The lines to copy are those holding the string "heading" in the entries below.

=-=-=-=-=

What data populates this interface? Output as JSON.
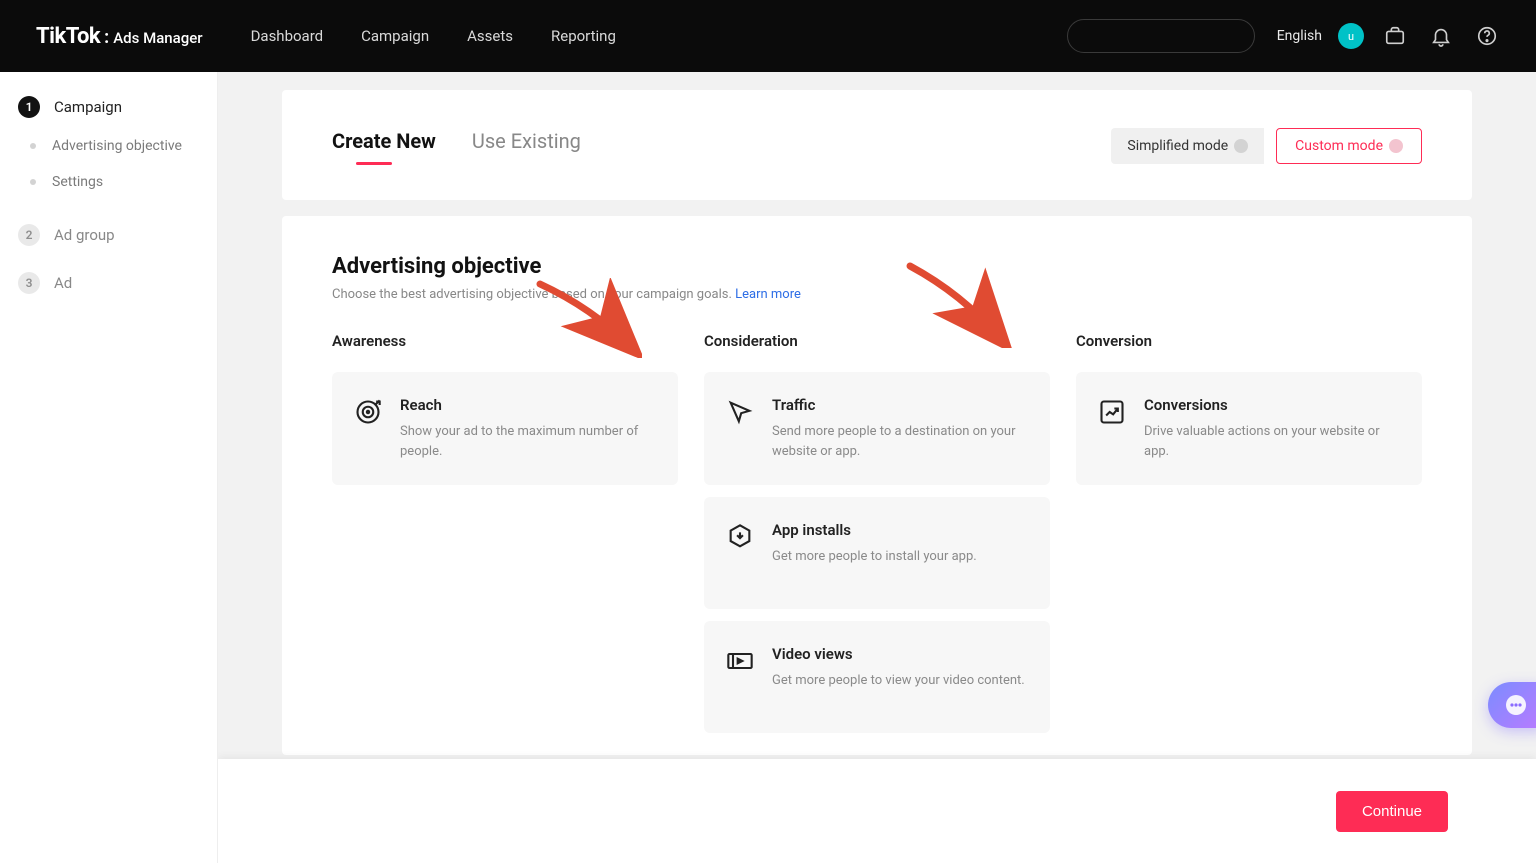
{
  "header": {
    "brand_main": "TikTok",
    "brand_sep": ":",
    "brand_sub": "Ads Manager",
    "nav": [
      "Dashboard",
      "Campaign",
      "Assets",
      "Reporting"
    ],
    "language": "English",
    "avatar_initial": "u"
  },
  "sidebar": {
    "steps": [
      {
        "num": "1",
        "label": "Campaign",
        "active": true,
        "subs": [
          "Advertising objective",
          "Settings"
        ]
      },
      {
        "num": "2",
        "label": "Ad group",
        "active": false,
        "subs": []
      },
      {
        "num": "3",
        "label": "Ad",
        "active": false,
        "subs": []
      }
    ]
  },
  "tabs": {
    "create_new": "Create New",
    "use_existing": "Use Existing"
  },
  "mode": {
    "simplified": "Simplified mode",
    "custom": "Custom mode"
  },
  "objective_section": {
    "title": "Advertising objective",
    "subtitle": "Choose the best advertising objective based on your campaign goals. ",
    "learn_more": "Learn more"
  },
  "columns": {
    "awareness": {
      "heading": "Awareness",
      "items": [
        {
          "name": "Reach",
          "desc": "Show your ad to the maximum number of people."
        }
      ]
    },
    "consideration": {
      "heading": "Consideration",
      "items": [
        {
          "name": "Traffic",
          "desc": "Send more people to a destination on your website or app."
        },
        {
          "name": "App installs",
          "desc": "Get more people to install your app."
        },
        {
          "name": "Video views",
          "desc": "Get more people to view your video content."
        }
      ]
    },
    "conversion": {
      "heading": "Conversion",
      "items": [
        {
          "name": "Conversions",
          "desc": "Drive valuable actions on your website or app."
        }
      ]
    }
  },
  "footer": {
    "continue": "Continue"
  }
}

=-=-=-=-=

(WRITTEN SOLUTION)
      "heading": "Awareness",
      "heading": "Consideration",
      "heading": "Conversion",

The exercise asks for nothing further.